Let’s also now remember what media is all about.

In the US, broadcast media exists for one thing, and one thing alone: advertising. In fact, the UK is one a relatively few countries where public service broadcasting keeps up with the commercial variety, and generally exceeds it in terms of “quality” content. The content that is broadcast is the cheapest possible that is consistent with delivering an audience to create a profitable advertising platform. That’s it, altruism doesn’t exist; if a commercial station produces a “quality programme” (ie one that costs more to produce than it attracts in advertising revenue) then it’s for one reason only – to appease the regulatory authority who might otherwise remove their franchise.

The amount of money involved in the Time Warner/AOL deal is astonishing.

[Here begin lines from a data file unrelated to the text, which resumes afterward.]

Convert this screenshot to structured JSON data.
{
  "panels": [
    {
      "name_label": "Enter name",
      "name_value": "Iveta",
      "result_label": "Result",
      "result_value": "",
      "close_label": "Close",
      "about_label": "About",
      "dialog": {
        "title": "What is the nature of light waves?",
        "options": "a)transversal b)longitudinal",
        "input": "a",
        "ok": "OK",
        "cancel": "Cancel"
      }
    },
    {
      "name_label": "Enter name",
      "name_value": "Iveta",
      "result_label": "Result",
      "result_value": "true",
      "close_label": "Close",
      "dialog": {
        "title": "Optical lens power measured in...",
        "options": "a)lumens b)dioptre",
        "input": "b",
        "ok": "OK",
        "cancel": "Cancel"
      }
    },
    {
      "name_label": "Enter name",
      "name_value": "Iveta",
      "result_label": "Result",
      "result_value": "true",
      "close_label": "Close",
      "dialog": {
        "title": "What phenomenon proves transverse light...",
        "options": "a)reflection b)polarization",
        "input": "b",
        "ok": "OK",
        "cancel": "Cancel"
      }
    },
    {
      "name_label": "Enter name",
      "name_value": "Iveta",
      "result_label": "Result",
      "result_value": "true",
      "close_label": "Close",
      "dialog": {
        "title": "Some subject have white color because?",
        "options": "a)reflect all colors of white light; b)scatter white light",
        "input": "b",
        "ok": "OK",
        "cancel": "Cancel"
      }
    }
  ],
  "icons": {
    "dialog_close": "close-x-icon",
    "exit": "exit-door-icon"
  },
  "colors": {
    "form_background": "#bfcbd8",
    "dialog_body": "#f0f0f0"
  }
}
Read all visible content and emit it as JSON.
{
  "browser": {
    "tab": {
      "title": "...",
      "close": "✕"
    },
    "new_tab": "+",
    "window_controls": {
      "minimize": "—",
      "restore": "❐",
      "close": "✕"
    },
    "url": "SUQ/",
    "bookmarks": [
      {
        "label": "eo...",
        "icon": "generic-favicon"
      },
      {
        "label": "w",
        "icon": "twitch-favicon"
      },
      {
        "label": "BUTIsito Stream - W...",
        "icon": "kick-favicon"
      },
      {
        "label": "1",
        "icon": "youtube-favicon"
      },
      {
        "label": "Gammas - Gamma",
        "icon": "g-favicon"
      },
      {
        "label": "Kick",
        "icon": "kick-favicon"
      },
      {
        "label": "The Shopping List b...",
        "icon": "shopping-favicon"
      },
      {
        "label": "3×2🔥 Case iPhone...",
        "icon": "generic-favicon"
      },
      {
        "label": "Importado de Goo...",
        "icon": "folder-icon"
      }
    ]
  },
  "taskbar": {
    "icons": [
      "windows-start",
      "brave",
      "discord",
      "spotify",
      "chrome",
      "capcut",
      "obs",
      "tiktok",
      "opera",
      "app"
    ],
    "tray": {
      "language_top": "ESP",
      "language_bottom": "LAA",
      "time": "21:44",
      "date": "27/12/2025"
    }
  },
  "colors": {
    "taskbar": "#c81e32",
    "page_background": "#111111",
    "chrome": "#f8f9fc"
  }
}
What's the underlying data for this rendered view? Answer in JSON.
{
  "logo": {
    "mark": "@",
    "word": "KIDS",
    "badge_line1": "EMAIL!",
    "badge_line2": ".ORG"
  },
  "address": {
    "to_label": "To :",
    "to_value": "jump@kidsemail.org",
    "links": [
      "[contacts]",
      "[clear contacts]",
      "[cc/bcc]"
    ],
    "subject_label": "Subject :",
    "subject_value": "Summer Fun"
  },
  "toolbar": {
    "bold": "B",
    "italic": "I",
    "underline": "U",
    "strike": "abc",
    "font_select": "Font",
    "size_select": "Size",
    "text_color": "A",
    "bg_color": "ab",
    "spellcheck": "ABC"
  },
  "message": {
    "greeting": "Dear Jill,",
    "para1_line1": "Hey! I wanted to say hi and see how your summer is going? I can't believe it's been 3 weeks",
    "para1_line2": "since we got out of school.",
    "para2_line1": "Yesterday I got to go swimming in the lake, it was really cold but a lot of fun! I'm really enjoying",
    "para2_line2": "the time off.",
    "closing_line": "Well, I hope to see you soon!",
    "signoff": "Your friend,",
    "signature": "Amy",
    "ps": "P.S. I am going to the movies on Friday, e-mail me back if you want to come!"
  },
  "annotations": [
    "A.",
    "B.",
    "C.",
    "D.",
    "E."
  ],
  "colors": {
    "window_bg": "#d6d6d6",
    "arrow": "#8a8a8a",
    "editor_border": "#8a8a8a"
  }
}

Let’s see it in full: $147,000,000,000.00. That’s several times the cost of the entire UK and German 3G cellular frequency licences. And every day that goes past, new films and content are being poured out and into the new channels afforded by the internet.

The tools to create “media” are getting cheaper and more accessible. The task of producing a full-length feature cartoon has not yet been totally deskilled, but it’s really not impossible to envisage someone developing a program to create perfectly viable animation software as shareware, capable of being run on a £1000 PC.

The cost of producing films using the MiniDV format is probably 1000th of the cost of a traditional celluloid behemoth. It’s only Sony’s stubbornness and determination to be awkward that seems to have prevented a complete Vaio production solution from being on sale already.

If you want to scare a media mogul to death, stand behind him and whisper “Blair Witch” into his/her ear. A $50k home movie that out grossed many $100m epics.

Given that you and I are going to be able to push a button and render an episode of Star Wars before long, the only thing that really remains to be overcome is the question of promotion. In other words, how do you get the eyeballs to justify the advertisement rates..? But if your costs of production are a 1000 times less, you need a lot less income. You can probably afford to charge less.

The internet is famous for its resilience through distribution. In other words, lots of little networks that use “self healing” connections mean that there is no one single point of failure . So how about a distributed media industry? Where lots of small but accomplished production units create all manner of content and entertainment.

I rather like this idea – 100,000 producers directly feeding 100 million consumers feels a lot more satisfactory than one – the AOL behemoth – feeding them. But be ready with the smelling salts if you mention this concept within earshot of the execs from AOL and Time Warner. I don’t think it’s what they want to hear.